                An unfit Papa if you ask me.


Do the elders of the Temple of Mormon think

                that bashing families will make them forget their century of humiliation;

                or make us forget their legacy of polygamy

and their stone age views on women?


Why in Uganda and Rwanda lands splattered with damp human blood

                does the Anglican Church spend its time focusing on the sexual practices

                of those 10,000 miles away?


And for Dr. James Dobson, Doctor of Divinity, I too have a letter from the future. 

It is from 2036.

                Focus on the Family has issued an apology

for decades of hatred of gays and lesbians.

                A Lesbian evangelical Christian has been elected

President of the United States.


This letter is for you, America, with postage due.


Three Herons

January 4, 2009




Whiter      Snow

                Noon      Sun

Sneaking       S-neck


All      Patience

                Balance      Spring

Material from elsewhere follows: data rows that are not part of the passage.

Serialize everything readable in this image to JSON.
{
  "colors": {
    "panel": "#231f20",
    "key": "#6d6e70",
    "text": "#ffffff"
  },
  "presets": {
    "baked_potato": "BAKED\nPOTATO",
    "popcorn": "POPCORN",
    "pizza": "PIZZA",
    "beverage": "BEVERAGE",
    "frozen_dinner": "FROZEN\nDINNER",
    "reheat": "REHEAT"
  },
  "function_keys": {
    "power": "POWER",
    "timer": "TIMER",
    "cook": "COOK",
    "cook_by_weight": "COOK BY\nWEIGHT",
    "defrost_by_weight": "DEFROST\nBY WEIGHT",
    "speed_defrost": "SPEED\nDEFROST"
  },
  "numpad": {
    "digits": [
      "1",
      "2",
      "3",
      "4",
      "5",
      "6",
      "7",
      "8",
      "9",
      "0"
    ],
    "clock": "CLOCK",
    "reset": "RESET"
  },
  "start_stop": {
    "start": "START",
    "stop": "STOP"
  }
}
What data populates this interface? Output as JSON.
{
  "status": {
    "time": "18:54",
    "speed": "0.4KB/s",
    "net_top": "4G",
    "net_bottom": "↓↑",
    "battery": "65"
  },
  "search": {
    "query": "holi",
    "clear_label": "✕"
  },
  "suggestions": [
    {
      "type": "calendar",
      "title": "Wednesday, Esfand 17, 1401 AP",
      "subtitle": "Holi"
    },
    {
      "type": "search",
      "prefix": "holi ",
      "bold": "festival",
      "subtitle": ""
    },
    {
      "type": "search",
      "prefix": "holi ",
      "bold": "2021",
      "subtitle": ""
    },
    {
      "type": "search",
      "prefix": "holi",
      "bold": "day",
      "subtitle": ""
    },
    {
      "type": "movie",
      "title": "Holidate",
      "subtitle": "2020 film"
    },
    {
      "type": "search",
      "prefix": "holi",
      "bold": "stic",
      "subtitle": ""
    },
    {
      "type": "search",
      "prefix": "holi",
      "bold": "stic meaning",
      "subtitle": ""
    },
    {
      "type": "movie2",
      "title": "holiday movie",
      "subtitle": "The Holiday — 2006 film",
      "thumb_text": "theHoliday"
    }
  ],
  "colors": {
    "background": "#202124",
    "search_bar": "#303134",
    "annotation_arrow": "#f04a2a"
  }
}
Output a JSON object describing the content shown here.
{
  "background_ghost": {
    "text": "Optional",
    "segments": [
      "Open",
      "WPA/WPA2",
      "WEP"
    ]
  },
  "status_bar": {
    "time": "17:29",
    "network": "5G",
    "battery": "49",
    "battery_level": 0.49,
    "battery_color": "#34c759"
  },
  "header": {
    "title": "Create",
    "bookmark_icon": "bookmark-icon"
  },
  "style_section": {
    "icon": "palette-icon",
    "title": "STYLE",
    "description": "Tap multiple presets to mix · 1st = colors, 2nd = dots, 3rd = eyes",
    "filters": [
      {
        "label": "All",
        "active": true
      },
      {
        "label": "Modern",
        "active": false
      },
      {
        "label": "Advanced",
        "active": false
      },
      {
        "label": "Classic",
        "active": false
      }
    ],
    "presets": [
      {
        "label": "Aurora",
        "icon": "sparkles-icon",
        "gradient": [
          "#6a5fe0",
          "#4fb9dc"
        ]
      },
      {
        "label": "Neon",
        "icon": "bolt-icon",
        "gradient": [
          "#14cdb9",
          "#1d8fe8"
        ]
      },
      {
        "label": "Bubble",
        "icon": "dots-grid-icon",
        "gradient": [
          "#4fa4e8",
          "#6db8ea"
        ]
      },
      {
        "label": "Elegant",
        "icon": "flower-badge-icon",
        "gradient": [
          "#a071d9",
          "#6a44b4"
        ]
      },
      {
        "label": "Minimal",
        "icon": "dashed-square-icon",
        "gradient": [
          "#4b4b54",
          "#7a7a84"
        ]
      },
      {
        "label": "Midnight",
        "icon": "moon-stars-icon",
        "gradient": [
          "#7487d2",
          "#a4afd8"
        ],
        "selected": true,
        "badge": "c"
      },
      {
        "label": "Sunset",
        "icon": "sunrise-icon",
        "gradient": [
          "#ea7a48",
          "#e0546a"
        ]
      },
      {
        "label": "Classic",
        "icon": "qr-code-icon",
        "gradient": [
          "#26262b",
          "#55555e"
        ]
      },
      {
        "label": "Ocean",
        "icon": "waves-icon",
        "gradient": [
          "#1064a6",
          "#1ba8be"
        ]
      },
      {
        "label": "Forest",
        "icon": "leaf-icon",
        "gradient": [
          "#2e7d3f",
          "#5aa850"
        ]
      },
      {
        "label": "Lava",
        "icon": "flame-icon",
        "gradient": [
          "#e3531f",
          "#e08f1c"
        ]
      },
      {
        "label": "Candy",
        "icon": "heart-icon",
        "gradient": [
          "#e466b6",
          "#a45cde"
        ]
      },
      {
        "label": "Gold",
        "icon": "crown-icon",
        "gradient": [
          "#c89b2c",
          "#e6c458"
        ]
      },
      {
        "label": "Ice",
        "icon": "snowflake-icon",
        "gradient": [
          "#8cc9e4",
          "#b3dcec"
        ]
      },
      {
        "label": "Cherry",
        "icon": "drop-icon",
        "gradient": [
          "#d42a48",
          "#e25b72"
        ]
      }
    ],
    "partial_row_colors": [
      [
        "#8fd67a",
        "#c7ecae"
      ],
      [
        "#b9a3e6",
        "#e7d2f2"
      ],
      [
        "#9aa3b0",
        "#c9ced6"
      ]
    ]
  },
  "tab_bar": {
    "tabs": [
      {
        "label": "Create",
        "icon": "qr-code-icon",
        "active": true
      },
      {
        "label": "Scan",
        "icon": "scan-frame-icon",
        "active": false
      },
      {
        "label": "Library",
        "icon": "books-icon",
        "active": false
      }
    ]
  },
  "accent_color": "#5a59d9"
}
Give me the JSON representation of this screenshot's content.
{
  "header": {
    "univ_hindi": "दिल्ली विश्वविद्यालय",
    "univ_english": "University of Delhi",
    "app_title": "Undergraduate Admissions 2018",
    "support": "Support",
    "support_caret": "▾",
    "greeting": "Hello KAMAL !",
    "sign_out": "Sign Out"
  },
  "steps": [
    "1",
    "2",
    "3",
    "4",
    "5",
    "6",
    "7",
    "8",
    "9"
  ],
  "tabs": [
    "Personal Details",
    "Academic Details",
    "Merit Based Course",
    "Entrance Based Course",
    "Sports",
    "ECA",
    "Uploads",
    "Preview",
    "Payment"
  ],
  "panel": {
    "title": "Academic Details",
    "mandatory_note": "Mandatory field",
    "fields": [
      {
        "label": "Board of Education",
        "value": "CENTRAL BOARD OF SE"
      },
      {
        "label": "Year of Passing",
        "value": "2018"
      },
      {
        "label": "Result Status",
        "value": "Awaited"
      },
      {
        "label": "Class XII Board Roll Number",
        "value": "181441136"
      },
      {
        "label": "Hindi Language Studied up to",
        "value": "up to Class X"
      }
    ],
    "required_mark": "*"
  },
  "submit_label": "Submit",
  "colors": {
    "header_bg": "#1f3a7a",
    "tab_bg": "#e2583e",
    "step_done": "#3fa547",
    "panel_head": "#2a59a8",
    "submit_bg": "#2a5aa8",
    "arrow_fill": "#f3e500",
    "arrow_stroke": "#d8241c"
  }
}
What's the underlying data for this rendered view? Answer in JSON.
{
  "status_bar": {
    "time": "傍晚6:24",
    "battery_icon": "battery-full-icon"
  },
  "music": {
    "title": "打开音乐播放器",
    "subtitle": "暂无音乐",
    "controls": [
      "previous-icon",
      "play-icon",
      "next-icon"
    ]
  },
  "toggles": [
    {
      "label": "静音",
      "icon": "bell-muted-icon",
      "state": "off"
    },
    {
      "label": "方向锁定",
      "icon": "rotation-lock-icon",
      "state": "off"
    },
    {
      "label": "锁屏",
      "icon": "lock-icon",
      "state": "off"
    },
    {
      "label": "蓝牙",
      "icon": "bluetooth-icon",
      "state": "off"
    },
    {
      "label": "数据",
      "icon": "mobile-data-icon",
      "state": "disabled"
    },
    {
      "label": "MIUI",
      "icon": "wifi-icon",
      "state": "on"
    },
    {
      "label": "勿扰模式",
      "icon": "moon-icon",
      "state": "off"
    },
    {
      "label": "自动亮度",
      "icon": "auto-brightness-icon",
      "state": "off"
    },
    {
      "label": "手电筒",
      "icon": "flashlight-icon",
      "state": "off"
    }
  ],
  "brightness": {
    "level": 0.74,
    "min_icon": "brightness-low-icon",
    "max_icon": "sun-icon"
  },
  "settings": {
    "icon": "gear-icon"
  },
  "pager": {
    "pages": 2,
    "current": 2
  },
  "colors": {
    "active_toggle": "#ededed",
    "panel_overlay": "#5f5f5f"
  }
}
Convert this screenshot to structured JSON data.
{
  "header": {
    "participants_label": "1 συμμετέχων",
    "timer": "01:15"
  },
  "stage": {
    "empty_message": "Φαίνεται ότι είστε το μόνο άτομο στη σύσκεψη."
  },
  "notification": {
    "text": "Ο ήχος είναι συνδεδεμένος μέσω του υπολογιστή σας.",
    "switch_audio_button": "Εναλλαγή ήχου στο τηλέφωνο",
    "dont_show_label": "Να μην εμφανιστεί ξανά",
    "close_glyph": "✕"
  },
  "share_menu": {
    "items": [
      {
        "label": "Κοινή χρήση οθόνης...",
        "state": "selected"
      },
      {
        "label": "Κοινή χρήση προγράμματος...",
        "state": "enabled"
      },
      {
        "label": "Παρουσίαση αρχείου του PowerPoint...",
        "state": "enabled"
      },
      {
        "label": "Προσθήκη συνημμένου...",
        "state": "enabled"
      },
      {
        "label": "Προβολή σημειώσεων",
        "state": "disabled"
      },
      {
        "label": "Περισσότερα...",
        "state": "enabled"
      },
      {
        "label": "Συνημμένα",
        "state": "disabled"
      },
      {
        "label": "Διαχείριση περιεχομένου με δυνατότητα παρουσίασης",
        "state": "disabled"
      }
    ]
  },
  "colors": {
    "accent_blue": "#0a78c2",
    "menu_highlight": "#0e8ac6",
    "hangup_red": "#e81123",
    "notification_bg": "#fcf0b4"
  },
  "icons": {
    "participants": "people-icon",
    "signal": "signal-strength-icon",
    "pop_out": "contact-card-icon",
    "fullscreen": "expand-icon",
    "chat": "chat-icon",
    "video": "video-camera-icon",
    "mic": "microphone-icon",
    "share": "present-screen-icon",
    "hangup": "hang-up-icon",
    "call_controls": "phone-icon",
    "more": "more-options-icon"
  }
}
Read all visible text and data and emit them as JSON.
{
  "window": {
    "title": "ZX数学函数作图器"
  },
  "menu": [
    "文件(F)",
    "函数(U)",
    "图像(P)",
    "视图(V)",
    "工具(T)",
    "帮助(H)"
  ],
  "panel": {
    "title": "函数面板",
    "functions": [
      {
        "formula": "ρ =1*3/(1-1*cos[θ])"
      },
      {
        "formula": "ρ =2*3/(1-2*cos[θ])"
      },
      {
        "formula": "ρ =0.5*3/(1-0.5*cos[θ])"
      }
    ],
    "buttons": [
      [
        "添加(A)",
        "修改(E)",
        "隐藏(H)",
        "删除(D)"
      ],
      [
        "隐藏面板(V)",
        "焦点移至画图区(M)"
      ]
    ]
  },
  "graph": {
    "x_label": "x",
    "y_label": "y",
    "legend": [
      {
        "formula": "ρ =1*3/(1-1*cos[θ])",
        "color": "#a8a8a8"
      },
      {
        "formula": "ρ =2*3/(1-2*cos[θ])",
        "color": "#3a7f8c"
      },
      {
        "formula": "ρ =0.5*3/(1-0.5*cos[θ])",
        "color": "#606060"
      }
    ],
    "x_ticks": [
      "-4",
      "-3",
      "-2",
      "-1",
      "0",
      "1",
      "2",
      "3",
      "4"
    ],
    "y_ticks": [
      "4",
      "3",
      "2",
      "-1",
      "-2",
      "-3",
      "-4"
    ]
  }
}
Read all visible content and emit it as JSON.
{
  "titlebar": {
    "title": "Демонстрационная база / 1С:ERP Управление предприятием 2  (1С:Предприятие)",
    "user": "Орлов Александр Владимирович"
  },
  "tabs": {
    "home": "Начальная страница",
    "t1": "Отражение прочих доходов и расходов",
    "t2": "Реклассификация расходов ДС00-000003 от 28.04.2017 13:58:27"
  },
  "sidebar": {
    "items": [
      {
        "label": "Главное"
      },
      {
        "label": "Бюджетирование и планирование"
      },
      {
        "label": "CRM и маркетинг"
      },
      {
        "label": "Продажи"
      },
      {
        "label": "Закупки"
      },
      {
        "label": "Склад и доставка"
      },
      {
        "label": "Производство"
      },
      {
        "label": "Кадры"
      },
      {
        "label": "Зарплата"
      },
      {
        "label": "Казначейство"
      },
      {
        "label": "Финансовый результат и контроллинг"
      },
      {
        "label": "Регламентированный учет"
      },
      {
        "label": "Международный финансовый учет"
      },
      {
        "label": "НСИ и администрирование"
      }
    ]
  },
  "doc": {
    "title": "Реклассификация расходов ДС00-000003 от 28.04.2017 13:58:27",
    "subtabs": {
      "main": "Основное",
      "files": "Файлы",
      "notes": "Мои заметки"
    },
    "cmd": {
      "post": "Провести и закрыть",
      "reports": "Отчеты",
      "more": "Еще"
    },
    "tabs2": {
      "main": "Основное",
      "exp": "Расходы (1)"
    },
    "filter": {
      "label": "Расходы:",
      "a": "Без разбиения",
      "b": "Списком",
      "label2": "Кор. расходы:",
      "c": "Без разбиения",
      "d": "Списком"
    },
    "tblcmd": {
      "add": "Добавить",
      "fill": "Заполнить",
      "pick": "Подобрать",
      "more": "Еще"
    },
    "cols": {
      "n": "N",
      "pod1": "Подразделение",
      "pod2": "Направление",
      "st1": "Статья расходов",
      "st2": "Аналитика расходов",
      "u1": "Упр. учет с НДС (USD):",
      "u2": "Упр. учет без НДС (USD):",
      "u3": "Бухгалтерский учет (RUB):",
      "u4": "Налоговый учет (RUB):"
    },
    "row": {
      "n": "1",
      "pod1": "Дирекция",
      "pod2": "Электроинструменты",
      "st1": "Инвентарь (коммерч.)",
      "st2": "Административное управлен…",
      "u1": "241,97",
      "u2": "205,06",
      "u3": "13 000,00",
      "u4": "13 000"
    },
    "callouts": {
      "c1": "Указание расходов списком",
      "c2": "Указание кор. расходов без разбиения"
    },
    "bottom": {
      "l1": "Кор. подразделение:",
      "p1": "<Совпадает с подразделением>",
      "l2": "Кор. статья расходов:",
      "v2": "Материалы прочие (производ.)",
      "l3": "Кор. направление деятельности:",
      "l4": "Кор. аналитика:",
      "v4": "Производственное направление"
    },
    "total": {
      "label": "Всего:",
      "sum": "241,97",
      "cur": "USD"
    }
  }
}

Strikes      Swallows







                Not yet



Young poet’s


                                Now mine



                The same

                                As before




Heron hunting                                                   So close.

Gator sunning                                                   So close.


To eat

To be eaten





3rd Friday PerVerse – December 19th

December 24, 2008

This was my first time at PerVerse. ( I guess “the first time” is a bit of a theme here.) This reading was for the new edition of the journal Poems Against War. Patric Pepper and Reginald Harris were featured. And of course there was an open mic. I liked the open mic and featured poets. The highlight for me was Reginald Harris’s reading.   I was really impressed with his poetry and delivery.  The low point was getting a call from my wife to run home because our hot water heater was turning our basement into a swimming pool.

In the open mic I did Prophecy and To Albert.